Data under study ▸
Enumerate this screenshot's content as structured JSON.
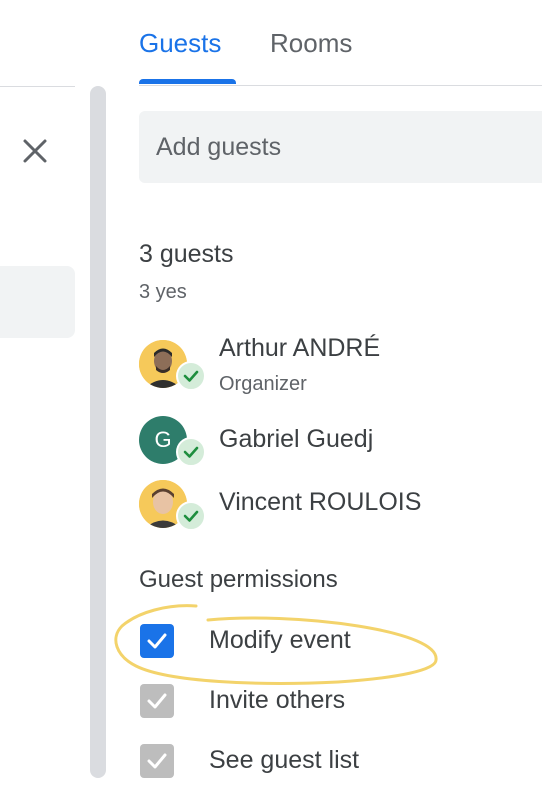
{
  "tabs": [
    {
      "label": "Guests",
      "active": true
    },
    {
      "label": "Rooms",
      "active": false
    }
  ],
  "add_guests": {
    "placeholder": "Add guests",
    "value": ""
  },
  "summary": {
    "count": "3 guests",
    "responses": "3 yes"
  },
  "guests": [
    {
      "name": "Arthur ANDRÉ",
      "role": "Organizer",
      "avatar": "photo",
      "status": "accepted-check-icon"
    },
    {
      "name": "Gabriel Guedj",
      "avatar_letter": "G",
      "status": "accepted-check-icon"
    },
    {
      "name": "Vincent ROULOIS",
      "avatar": "photo",
      "status": "accepted-check-icon"
    }
  ],
  "permissions": {
    "title": "Guest permissions",
    "items": [
      {
        "label": "Modify event",
        "checked": true
      },
      {
        "label": "Invite others",
        "checked": true,
        "disabled": true
      },
      {
        "label": "See guest list",
        "checked": true,
        "disabled": true
      }
    ]
  },
  "colors": {
    "accent": "#1a73e8",
    "check_green": "#1e8e3e",
    "highlight": "#f3d36b"
  },
  "icons": {
    "close": "close-icon",
    "check": "check-icon"
  }
}
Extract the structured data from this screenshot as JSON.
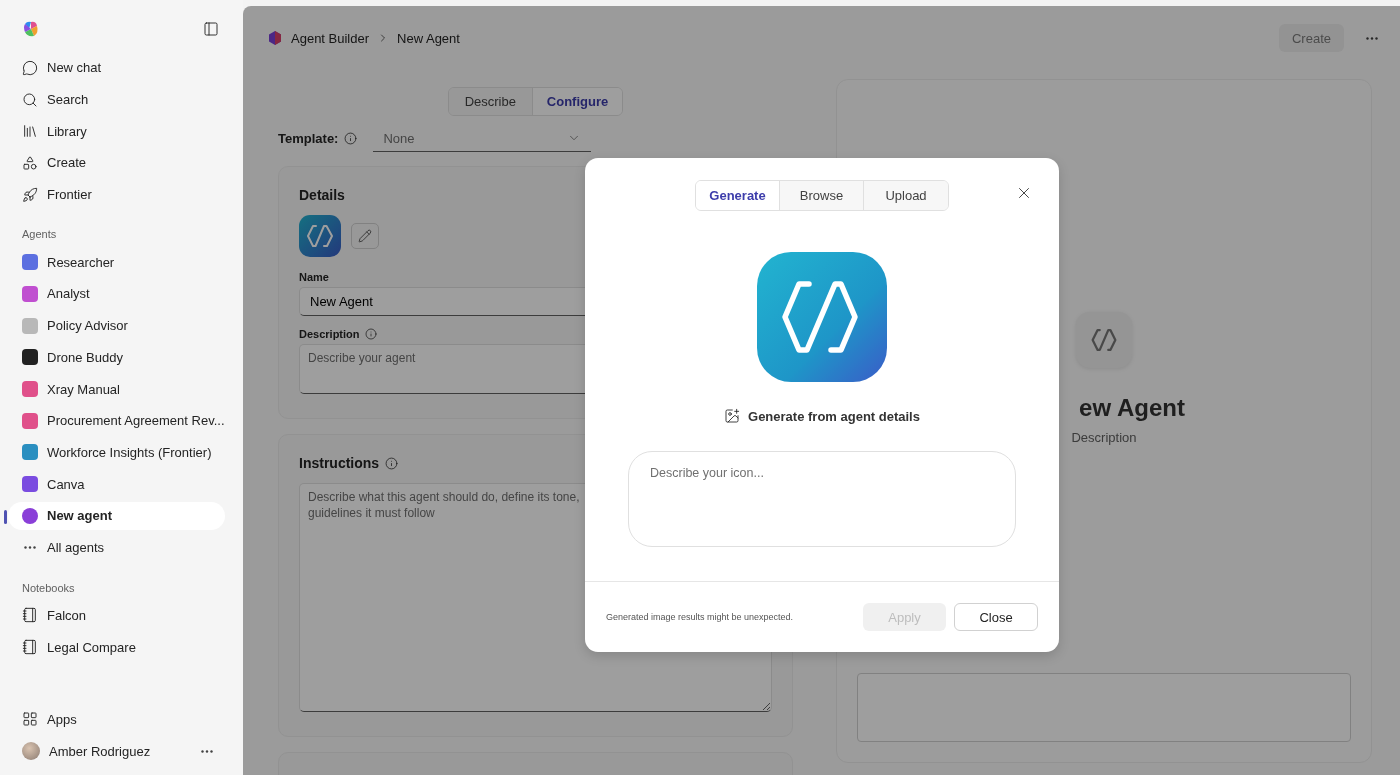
{
  "sidebar": {
    "nav": [
      {
        "kind": "chat",
        "label": "New chat"
      },
      {
        "kind": "search",
        "label": "Search"
      },
      {
        "kind": "library",
        "label": "Library"
      },
      {
        "kind": "create",
        "label": "Create"
      },
      {
        "kind": "rocket",
        "label": "Frontier"
      }
    ],
    "agents_heading": "Agents",
    "agents": [
      {
        "label": "Researcher",
        "selected": false,
        "color": "#5b6fe0"
      },
      {
        "label": "Analyst",
        "selected": false,
        "color": "#c04fd0"
      },
      {
        "label": "Policy Advisor",
        "selected": false,
        "color": "#b8b8b8"
      },
      {
        "label": "Drone Buddy",
        "selected": false,
        "color": "#222222"
      },
      {
        "label": "Xray Manual",
        "selected": false,
        "color": "#e0508a"
      },
      {
        "label": "Procurement Agreement Rev...",
        "selected": false,
        "color": "#e0508a"
      },
      {
        "label": "Workforce Insights (Frontier)",
        "selected": false,
        "color": "#2a8fc0"
      },
      {
        "label": "Canva",
        "selected": false,
        "color": "#7a4ce0"
      },
      {
        "label": "New agent",
        "selected": true,
        "color": "#8a3fd8"
      }
    ],
    "all_agents": "All agents",
    "notebooks_heading": "Notebooks",
    "notebooks": [
      "Falcon",
      "Legal Compare"
    ],
    "apps": "Apps",
    "user": "Amber Rodriguez"
  },
  "header": {
    "breadcrumb": [
      "Agent Builder",
      "New Agent"
    ],
    "create_button": {
      "label": "Create",
      "disabled": true
    }
  },
  "mode_tabs": [
    {
      "label": "Describe",
      "selected": false
    },
    {
      "label": "Configure",
      "selected": true
    }
  ],
  "template": {
    "label": "Template:",
    "value": "None"
  },
  "details": {
    "title": "Details",
    "name_label": "Name",
    "name_value": "New Agent",
    "description_label": "Description",
    "description_placeholder": "Describe your agent"
  },
  "instructions": {
    "title": "Instructions",
    "placeholder": "Describe what this agent should do, define its tone,\nguidelines it must follow"
  },
  "preview": {
    "title": "ew Agent",
    "subtitle": "Description"
  },
  "dialog": {
    "tabs": [
      {
        "label": "Generate",
        "selected": true
      },
      {
        "label": "Browse",
        "selected": false
      },
      {
        "label": "Upload",
        "selected": false
      }
    ],
    "caption": "Generate from agent details",
    "prompt_placeholder": "Describe your icon...",
    "note": "Generated image results might be unexpected.",
    "apply_button": {
      "label": "Apply",
      "disabled": true
    },
    "close_button": "Close"
  }
}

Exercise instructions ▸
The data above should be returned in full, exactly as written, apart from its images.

Exercise result ▸
Enumerate this screenshot's content as structured JSON.
{
  "tabs": [
    {
      "label": "Guests",
      "active": true
    },
    {
      "label": "Rooms",
      "active": false
    }
  ],
  "add_guests": {
    "placeholder": "Add guests",
    "value": ""
  },
  "summary": {
    "count": "3 guests",
    "responses": "3 yes"
  },
  "guests": [
    {
      "name": "Arthur ANDRÉ",
      "role": "Organizer",
      "avatar": "photo",
      "status": "accepted-check-icon"
    },
    {
      "name": "Gabriel Guedj",
      "avatar_letter": "G",
      "status": "accepted-check-icon"
    },
    {
      "name": "Vincent ROULOIS",
      "avatar": "photo",
      "status": "accepted-check-icon"
    }
  ],
  "permissions": {
    "title": "Guest permissions",
    "items": [
      {
        "label": "Modify event",
        "checked": true
      },
      {
        "label": "Invite others",
        "checked": true,
        "disabled": true
      },
      {
        "label": "See guest list",
        "checked": true,
        "disabled": true
      }
    ]
  },
  "colors": {
    "accent": "#1a73e8",
    "check_green": "#1e8e3e",
    "highlight": "#f3d36b"
  },
  "icons": {
    "close": "close-icon",
    "check": "check-icon"
  }
}
Extract the structured data from this screenshot as JSON.
{
  "sidebar": {
    "nav": [
      {
        "kind": "chat",
        "label": "New chat"
      },
      {
        "kind": "search",
        "label": "Search"
      },
      {
        "kind": "library",
        "label": "Library"
      },
      {
        "kind": "create",
        "label": "Create"
      },
      {
        "kind": "rocket",
        "label": "Frontier"
      }
    ],
    "agents_heading": "Agents",
    "agents": [
      {
        "label": "Researcher",
        "selected": false,
        "color": "#5b6fe0"
      },
      {
        "label": "Analyst",
        "selected": false,
        "color": "#c04fd0"
      },
      {
        "label": "Policy Advisor",
        "selected": false,
        "color": "#b8b8b8"
      },
      {
        "label": "Drone Buddy",
        "selected": false,
        "color": "#222222"
      },
      {
        "label": "Xray Manual",
        "selected": false,
        "color": "#e0508a"
      },
      {
        "label": "Procurement Agreement Rev...",
        "selected": false,
        "color": "#e0508a"
      },
      {
        "label": "Workforce Insights (Frontier)",
        "selected": false,
        "color": "#2a8fc0"
      },
      {
        "label": "Canva",
        "selected": false,
        "color": "#7a4ce0"
      },
      {
        "label": "New agent",
        "selected": true,
        "color": "#8a3fd8"
      }
    ],
    "all_agents": "All agents",
    "notebooks_heading": "Notebooks",
    "notebooks": [
      "Falcon",
      "Legal Compare"
    ],
    "apps": "Apps",
    "user": "Amber Rodriguez"
  },
  "header": {
    "breadcrumb": [
      "Agent Builder",
      "New Agent"
    ],
    "create_button": {
      "label": "Create",
      "disabled": true
    }
  },
  "mode_tabs": [
    {
      "label": "Describe",
      "selected": false
    },
    {
      "label": "Configure",
      "selected": true
    }
  ],
  "template": {
    "label": "Template:",
    "value": "None"
  },
  "details": {
    "title": "Details",
    "name_label": "Name",
    "name_value": "New Agent",
    "description_label": "Description",
    "description_placeholder": "Describe your agent"
  },
  "instructions": {
    "title": "Instructions",
    "placeholder": "Describe what this agent should do, define its tone,\nguidelines it must follow"
  },
  "preview": {
    "title": "ew Agent",
    "subtitle": "Description"
  },
  "dialog": {
    "tabs": [
      {
        "label": "Generate",
        "selected": true
      },
      {
        "label": "Browse",
        "selected": false
      },
      {
        "label": "Upload",
        "selected": false
      }
    ],
    "caption": "Generate from agent details",
    "prompt_placeholder": "Describe your icon...",
    "note": "Generated image results might be unexpected.",
    "apply_button": {
      "label": "Apply",
      "disabled": true
    },
    "close_button": "Close"
  }
}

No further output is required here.